The opera great died on Thursday in his home on Modena's outskirts after battling pancreatic cancer for more than a year. He was 71 and was beloved by generations of opera-goers and pop fans, for his breathtaking high "Cs" and his hearty renditions of folk songs like O Sole Mio and popular tunes like My Way.
Tens of thousands of Italians have filed by the coffin since Thursday in a final outpouring of love before the dignitaries and fellow artists were to take their place in the pews of the Romanesque cathedral for the funeral.
Fellow Modena resident, Bulgarian-born soprano Raina Kabaivanska, and tenor Andrea Bocelli, both of whom have sung with Pavarotti, will be among those singing during the service, Modena's city hall said.
"Luciano Pavarotti did honor to Italy.

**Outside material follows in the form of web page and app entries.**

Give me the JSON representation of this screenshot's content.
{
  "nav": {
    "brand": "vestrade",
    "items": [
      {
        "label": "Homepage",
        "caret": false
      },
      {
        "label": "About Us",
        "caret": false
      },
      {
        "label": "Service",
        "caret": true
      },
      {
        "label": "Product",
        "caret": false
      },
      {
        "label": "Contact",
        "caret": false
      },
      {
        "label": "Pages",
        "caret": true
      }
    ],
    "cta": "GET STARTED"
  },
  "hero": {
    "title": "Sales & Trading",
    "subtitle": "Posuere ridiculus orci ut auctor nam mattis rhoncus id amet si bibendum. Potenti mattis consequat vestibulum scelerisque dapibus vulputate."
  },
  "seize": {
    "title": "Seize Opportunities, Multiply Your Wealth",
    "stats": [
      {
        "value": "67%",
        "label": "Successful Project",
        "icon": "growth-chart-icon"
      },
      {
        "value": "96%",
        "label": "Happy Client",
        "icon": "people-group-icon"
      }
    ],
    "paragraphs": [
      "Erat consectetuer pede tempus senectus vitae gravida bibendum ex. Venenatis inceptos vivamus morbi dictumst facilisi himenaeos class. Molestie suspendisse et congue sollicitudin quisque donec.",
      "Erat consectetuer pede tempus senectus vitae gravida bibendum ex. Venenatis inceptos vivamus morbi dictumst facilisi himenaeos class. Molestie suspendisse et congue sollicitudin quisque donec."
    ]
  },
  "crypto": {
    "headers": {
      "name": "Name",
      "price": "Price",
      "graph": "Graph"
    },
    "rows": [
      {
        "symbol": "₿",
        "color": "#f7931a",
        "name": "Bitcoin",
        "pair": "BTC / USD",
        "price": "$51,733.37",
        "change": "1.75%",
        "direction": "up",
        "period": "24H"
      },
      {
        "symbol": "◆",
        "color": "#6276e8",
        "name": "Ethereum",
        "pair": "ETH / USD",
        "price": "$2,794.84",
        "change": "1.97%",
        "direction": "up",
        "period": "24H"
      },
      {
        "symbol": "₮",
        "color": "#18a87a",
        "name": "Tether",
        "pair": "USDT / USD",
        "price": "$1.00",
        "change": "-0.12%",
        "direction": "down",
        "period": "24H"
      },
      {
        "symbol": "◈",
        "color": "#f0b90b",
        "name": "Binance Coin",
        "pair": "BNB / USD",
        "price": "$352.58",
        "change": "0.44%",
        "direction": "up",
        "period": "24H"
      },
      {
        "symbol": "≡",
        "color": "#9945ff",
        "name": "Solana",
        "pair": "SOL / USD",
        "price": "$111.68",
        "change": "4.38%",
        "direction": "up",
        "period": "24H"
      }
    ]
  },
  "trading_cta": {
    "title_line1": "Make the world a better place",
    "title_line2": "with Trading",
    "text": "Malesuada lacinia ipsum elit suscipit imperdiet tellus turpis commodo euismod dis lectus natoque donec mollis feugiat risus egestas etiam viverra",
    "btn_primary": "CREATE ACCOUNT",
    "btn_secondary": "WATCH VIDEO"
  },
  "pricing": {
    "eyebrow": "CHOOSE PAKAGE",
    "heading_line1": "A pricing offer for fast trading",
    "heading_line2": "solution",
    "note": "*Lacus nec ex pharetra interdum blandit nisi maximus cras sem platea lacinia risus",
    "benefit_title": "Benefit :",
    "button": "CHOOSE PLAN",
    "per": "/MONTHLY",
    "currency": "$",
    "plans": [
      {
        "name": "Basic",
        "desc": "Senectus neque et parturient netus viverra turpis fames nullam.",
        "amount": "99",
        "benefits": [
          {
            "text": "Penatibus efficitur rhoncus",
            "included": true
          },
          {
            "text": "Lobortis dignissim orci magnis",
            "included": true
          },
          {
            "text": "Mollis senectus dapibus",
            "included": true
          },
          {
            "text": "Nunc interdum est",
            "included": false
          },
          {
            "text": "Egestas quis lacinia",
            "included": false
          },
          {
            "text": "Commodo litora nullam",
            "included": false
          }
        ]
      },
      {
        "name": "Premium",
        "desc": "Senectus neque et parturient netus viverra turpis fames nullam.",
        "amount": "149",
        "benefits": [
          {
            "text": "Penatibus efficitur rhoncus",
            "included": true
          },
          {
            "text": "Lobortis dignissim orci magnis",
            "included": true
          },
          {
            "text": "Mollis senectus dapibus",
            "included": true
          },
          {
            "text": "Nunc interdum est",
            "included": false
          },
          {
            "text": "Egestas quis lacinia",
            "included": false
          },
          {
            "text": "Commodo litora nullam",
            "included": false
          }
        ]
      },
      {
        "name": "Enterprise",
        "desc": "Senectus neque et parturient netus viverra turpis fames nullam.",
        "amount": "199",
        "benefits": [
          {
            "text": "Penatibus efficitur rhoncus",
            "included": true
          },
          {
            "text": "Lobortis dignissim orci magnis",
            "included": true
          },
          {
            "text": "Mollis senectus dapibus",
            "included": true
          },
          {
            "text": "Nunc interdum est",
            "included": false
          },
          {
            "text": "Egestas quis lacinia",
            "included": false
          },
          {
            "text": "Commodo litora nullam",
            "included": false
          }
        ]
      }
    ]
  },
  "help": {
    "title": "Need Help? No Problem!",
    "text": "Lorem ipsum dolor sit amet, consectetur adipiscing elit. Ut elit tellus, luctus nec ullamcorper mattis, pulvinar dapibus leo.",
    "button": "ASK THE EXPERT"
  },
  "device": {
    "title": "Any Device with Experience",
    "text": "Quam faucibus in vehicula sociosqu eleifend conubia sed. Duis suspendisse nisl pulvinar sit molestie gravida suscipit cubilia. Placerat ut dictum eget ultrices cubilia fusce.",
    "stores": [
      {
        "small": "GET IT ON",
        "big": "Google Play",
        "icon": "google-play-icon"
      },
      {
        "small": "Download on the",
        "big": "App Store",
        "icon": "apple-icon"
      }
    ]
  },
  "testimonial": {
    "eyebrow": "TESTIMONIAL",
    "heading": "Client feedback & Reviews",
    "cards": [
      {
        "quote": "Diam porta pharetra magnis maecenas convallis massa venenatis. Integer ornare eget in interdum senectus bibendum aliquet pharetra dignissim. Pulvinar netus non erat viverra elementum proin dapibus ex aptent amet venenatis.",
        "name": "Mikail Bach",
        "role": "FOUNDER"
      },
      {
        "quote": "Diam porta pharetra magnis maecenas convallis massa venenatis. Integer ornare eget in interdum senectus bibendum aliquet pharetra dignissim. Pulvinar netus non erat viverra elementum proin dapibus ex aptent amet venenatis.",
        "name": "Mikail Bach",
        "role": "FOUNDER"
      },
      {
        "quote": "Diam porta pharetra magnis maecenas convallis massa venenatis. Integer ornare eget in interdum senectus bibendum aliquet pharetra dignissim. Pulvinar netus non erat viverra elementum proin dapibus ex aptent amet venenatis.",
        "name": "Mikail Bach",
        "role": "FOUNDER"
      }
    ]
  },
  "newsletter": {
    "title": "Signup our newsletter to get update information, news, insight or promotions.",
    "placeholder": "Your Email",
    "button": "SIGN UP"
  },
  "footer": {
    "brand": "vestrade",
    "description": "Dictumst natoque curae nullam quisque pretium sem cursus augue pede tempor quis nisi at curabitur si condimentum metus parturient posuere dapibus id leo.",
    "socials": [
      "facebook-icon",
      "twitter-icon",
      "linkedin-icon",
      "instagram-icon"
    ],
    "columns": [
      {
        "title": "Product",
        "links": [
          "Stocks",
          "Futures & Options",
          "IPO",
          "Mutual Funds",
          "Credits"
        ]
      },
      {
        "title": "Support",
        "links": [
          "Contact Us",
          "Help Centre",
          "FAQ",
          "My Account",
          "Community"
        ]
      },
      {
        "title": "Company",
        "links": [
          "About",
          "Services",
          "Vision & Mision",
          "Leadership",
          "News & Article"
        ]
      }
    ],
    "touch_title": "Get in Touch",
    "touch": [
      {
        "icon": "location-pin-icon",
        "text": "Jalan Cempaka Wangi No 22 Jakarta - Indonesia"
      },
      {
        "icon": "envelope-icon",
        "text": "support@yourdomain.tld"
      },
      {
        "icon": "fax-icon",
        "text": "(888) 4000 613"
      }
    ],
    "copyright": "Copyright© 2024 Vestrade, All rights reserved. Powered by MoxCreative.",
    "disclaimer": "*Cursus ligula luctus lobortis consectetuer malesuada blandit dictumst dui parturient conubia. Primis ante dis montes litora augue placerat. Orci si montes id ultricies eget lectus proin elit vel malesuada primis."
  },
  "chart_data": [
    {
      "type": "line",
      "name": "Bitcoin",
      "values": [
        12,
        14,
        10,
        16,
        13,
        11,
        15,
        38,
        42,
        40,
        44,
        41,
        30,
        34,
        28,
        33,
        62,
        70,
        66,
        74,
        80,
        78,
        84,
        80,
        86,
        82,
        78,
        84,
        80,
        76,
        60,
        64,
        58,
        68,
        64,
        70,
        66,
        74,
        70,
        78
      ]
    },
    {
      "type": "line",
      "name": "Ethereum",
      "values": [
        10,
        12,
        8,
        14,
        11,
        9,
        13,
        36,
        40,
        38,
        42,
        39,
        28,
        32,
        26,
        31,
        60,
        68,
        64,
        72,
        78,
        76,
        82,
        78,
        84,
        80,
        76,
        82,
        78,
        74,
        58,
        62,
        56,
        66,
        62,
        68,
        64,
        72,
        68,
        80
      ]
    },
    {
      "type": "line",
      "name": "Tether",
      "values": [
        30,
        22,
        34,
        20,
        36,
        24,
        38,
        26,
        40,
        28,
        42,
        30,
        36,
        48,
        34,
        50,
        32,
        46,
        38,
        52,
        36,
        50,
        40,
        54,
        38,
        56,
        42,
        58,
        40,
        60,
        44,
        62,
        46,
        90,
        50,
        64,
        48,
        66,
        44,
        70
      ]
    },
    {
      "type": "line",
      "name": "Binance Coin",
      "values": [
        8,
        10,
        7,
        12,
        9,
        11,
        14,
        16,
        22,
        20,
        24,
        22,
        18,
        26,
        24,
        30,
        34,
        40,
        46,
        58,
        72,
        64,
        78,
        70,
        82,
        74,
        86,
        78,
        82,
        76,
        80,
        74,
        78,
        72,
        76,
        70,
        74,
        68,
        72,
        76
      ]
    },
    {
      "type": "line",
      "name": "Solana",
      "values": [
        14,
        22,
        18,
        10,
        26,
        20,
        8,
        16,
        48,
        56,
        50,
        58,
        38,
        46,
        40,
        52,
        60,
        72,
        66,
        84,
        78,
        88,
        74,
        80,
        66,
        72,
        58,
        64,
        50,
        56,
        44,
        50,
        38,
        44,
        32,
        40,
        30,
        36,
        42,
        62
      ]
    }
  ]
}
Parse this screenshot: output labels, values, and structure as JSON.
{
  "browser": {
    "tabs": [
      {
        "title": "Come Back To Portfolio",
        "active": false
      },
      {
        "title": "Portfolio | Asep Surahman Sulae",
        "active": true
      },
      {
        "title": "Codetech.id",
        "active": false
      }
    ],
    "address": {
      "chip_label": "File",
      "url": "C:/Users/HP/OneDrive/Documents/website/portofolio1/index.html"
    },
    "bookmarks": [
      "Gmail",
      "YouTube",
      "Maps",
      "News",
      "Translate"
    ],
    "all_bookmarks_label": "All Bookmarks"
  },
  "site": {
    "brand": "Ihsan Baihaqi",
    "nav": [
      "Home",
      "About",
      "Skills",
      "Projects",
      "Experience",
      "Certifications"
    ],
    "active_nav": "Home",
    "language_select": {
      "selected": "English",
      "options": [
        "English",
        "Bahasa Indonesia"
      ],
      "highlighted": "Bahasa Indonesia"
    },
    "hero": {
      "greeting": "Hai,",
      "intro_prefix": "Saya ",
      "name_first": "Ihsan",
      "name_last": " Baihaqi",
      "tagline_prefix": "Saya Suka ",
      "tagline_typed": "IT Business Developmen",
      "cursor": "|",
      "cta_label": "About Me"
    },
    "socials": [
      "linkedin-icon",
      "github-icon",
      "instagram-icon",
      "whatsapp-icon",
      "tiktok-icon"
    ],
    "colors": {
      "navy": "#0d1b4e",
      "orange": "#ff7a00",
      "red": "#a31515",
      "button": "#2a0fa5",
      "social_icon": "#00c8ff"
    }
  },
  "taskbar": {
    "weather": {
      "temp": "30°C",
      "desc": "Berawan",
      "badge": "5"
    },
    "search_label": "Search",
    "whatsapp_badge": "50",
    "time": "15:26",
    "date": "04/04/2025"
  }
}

Italy honors Luciano Pavarotti," said Italian President Giorgio Napolitano, as he left the cathedral on Friday after viewing the body.
A child's drawing bearing the name of Pavarotti's four-year-old daughter, Alice, was placed in a vase of roses near the tenor's head.
The public viewing was to continue until midnight and reopen yesterday morning before the afternoon funeral, which was scheduled to be broadcast live on Italian TV.
Among those expected to come were former UN secretary-general Kofi Annan and U2 lead singer Bono. Stephane Lissner, general manager of Milan's La Scala Opera House, where Pavarotti appeared 140 times, once receiving boos, and the Metropolitan Opera's former general manager Joe Volpe, also were to attend.
The tenor will be buried in Montale Rangone cemetery, near Modena, where members of his family, including his parents and stillborn son Riccardo, are buried.
Pavarotti's classical career, with his imposing presence, emotional depth and boyish, charming ease all adding to his technical prowess, was the stuff of opera legend.
Mezzo-soprano Cecilia Bartoli, presenting a new CD in Rome on Friday, recalled the first time she heard Pavarotti sing, many years ago, at the Metropolitan Opera House.
"I said to myself: God does exist," Bartoli was quoted by the news agency Ansa as saying.
But his legacy reached beyond the opera houses to reach the masses, working with fellow opera stars and pop icons alike.
These far-from-the-opera house performances, including memorable nights under the stars at Rome's ancient Baths of Caracalla with Jose Carreras and Domingo Placido, in the "Three Tenors concert," rescued musical art from highbrow obscurity.